Our next Inquisition will take place on Sunday, December 7th, at 2 p.m. Eastern time. There was some confusion concerning the time during the first Inquisition so please make sure you set your clocks for Eastern time. We want to make this an enjoyable, fun experience for everyone.
Each Inquisition will last approximately one to two hours; it's just dependent upon how well the chat is proceeding. You, the public, are more than welcome to join us. We hold the chat in a private online chatroom using the Chatstep website. Instructions on how to get into the room are below, along with some info about the author we'll be chatting with. Please keep in mind that the room will not be open until 1:30 p.m. Eastern time on Sunday, December 7th.
1.) Go to www.chatstep.com
2.) Type in the room name (LRRTBI)
3.) Choose and type in your own nickname
4.) Type in the password (TBI1207)
5.) Click the "Join" button
About Richard Siddoway:
Richard M. Siddoway was born in Salt Lake City and raised in Bountiful, Utah. He and his wife Janice have eight children. He has been an educator for over forty years and for a time was the principal of the Electronic High School for the Utah State Department of Education. Richard was also a member of the Utah House of Representatives.
In 1998, The Christmas Wish was adapted into a CBS movie. Siddoway has also written several other books with Christmas themes such as Twelve Tales of Christmas, Christmas of the Cherry Snow, and The Christmas Quest. He has also written other books such as Degrees of Glory, Mom and Other Great Women I Have Known, Habits of the Heart and The Hut in The Tree in The Woods.

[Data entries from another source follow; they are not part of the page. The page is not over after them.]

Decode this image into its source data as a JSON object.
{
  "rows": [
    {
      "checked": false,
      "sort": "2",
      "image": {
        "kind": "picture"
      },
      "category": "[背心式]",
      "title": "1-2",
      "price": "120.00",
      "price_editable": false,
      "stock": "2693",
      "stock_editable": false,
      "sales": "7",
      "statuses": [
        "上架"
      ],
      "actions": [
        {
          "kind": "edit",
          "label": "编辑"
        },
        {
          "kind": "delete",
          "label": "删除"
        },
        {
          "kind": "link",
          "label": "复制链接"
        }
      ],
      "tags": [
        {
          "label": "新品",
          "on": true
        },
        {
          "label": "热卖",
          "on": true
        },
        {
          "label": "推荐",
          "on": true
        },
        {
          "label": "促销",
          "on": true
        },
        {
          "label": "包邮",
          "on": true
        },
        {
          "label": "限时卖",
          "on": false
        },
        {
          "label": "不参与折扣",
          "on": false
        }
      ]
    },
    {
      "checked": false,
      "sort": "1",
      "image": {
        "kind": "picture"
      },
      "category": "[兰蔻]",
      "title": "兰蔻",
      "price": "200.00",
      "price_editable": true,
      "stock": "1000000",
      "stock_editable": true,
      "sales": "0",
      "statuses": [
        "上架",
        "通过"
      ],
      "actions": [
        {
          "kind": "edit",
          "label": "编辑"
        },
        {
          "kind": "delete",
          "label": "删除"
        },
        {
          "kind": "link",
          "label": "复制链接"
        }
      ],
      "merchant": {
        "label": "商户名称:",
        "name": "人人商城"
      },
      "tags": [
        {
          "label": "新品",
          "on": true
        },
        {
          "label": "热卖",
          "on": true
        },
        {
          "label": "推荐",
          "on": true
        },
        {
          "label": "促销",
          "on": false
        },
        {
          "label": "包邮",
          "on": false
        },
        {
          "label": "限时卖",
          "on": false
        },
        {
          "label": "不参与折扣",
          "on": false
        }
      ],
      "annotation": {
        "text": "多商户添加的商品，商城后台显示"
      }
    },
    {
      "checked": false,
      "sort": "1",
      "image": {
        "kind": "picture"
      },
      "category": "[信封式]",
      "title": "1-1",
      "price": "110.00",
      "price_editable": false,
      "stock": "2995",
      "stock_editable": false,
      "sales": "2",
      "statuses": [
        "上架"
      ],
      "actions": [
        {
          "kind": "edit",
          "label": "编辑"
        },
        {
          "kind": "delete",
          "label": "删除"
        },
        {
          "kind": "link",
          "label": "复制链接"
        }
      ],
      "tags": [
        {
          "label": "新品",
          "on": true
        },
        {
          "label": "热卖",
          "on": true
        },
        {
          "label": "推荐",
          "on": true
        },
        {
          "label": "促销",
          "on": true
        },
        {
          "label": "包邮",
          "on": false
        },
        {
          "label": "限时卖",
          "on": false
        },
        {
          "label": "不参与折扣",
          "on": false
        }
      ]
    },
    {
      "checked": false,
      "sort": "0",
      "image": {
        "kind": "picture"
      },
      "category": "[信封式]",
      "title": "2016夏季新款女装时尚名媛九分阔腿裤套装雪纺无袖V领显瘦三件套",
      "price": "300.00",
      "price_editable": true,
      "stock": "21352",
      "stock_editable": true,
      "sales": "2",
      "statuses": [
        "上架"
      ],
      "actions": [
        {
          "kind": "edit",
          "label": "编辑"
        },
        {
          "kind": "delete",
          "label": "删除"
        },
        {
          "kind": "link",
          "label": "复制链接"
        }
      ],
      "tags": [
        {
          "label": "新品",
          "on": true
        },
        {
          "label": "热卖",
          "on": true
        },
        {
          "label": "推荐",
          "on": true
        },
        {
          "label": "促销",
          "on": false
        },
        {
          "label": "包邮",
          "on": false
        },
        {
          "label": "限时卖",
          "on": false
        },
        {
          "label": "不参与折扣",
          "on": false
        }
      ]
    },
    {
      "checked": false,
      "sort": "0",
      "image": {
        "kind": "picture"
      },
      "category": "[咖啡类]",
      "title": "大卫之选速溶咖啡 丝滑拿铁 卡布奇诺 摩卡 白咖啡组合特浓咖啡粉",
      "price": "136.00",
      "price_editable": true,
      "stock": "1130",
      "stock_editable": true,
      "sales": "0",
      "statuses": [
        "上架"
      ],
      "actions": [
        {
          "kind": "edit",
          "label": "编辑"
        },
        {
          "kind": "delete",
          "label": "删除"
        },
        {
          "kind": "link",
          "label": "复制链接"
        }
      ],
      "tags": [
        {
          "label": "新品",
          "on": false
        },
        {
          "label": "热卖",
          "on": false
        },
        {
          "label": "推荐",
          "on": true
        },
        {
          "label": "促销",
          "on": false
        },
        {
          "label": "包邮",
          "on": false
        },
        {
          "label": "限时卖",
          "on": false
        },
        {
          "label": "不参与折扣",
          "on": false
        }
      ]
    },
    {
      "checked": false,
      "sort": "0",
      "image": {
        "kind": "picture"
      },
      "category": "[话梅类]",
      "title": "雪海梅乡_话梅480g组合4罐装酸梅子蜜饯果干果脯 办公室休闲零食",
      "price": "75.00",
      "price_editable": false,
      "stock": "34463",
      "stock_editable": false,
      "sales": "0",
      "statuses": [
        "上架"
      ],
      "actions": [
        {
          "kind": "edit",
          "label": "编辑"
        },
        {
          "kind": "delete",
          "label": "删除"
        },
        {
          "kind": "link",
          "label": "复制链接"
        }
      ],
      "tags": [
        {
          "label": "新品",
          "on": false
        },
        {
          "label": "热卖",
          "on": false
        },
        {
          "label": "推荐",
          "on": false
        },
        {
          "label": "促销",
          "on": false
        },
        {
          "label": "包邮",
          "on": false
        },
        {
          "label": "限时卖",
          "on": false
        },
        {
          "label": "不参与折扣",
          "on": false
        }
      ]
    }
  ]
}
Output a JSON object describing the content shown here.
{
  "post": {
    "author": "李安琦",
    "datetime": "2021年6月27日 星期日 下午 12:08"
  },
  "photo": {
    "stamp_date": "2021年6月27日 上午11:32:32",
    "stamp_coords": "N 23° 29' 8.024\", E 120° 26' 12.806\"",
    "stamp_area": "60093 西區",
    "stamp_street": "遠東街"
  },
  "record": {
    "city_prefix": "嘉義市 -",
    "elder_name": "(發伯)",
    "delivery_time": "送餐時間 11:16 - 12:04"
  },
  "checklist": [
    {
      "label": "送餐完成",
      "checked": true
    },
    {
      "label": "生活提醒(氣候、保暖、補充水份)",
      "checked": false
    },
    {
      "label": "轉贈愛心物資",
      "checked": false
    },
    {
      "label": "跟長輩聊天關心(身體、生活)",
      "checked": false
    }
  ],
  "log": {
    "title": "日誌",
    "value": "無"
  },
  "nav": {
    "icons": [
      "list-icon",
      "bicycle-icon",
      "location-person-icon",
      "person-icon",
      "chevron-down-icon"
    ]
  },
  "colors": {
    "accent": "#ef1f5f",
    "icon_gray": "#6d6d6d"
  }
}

From 1996 to 2005 Siddoway served as president of the Bountiful Utah Val Verda Stake of The Church of Jesus Christ of Latter-day Saints (LDS Church). Prior to his call as a stake president Siddoway had served as a bishop in the LDS Church.
When two teenagers are found beaten in the quiet town of Cottage Park and another boy is standing over them holding a baseball bat, it seems like a simple task to convict the perpetrator. There s just one problem: he s autistic. This poignant tale of one town s journey to forgiveness and love will stay with you long after you ve finished reading.